Relevant Background Factors • Certain relevant background factors influence our behavior in small groups • Personality • Gender • Age • Health • Attitudes • Values
Explaining Why We Do What We Do • Diversity: Groups in Conflict • All behavior occurs in some context. • Understanding cultural differences in behavior is critical, as the United States continues to become more and more diverse.
Explaining Why We Do What We Do • Diversity: Groups in Conflict • Hamden-Turner and Trompenaars (2000) have identified six dimensions that distinguish people. 1. Universalism-particularism 2. Individualism-communitarianism 3. Specificity-diffusion 4. Achieved status-ascribed status 5. Inner direction-outer direction 6. Sequential time-synchronous time
Personality as a background factor • Individual have different levels of needs. • Our communication is influence by our needs. • Maslow’s (1970) hierarchy of needs. • Physiological needs • Security needs • Belongingness needs • Esteem needs • Self-actualization needs
Personality • Schutz Interpersonal Need System • Schutz (1958, 1967, 1971) hypothesized that most people have three needs that operate when they communicate. • Inclusion • Control • Affection
Personality • Myers-Briggs Type Indicator (MBTI) • The theory is that we all possess personality traits in pairs of opposite characteristics. • Extroversion (E) versus Introversion (I) • Sensing (S) versus Intuition (N) • Thinking (T) versus Feeling (F) • Judging (J) versus Perceiving (P)
Gender • Communication between genders is interesting and challenging. • Deborah Tannen’s (1995) research has demonstrated that men and women talk differently in group situations. • Loden (1990) found that women approach teamwork and participatory management differently than do men.

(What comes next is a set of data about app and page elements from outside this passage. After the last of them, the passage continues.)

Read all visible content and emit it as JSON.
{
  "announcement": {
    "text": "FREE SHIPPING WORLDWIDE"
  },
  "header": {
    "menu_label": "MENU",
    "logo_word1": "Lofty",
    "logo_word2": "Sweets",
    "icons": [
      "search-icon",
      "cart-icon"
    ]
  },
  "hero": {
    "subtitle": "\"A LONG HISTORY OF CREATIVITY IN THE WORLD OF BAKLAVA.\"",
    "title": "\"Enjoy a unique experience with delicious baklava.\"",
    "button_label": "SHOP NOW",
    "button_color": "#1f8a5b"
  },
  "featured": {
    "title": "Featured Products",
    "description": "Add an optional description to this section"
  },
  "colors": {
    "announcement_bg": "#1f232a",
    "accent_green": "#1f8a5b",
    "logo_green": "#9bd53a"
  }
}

Age • Communication patterns differ from childhood through adolescence to adulthood and old age. • Zenger and Lawrence (1989) found that age similarity of group members had a positive effect on the communication of information within project groups.
Age • Fullerton, Kerch, and Dodge (1996) found that age was a good predictor of a person’s ethics. • As age increased, so did one’s ethical standards. • Chronological age is probably much less important than psychological age when it comes to working with others effectively.
Health • Deficiencies in both physical and mental health of members seem to impede group performance.
Practical Tips for Maintaining Cohesiveness • Banish soul searching about working for someone younger. • Avoid showing off your years of knowledge. • Share your experience collegially. • Be careful not to misinterpret younger person’s working methods. • Be aware that the unease is likely to cut both ways.
Attitudes • Attitudes are defined as “predispositions towards action, about or toward people and things, evaluation of people, objects and ideas, and made up of emotional reactions, thoughts and beliefs, and action components. (www.ChangingMinds.org) • They can be learned or genetic and are sometimes impossible to change.
Attitudes According to Triandis (1971), attitudes have three components: • a cognitive component 2. an affective component, and 3. a behavioral component.
Heider’s Balance Theory Heider’s (1958) cognitive consistency theory suggests: • There is a need to maintain balance in any given triad (Person X, Person Y, Object or Person O). • A positive (+) relationship between two people (X, Y) and a + relationship to the object or other person (O) results in balance.
Heider’s Balance Theory • A positive (+) relationship between two people (X, Y) who have a negative relationship to another person/object (O) results in imbalance. This results in pressure to restore balance. • Heider uses an algebraic formula to identify when relationships are balanced or not. • Eight different configurations can be made using positive and negative relationships
Festinger’s (1957) Cognitive Dissonance theory • In order to maintain consistency among our beliefs, attitudes, values, and behaviors, we use certain mechanisms when conflict arises. • Rather than being in a state of imbalance or dissonance, we want to restore balance and have consonance.
Festinger’s (1957) Cognitive Dissonance theory Ways to reduce dissonance include: • Devalue the importance of the issue • Derogate the disagreeing person • Attempt to change his/her attitude • Seek additional social support • Change your attitude
Values • Attitudes and values are closely linked. • Rokeach (1968, 1971, 1973) has argued that people’s values are also important as a predictor of behavior. • Values are seen as more fundamental than attitudes and are more stable and long lasting.
Review of the Systems Approach—Practical Tips Tropman (1996) identifies several value differences that can influence group discussions. • Multipurpose versus unipurpose • Pragmatism versus excellence • Status versus class • Personal versus organizational purpose • Empirical versus qualitative decision-making bases • Disposable labor versus intimate concern
Practical Tips Promoting Diversity in the Virtual Space Step One: Introduction – Threaded Discussion Step Two: Self-Assessment Step Three: Discussion Step Four: Strategy Development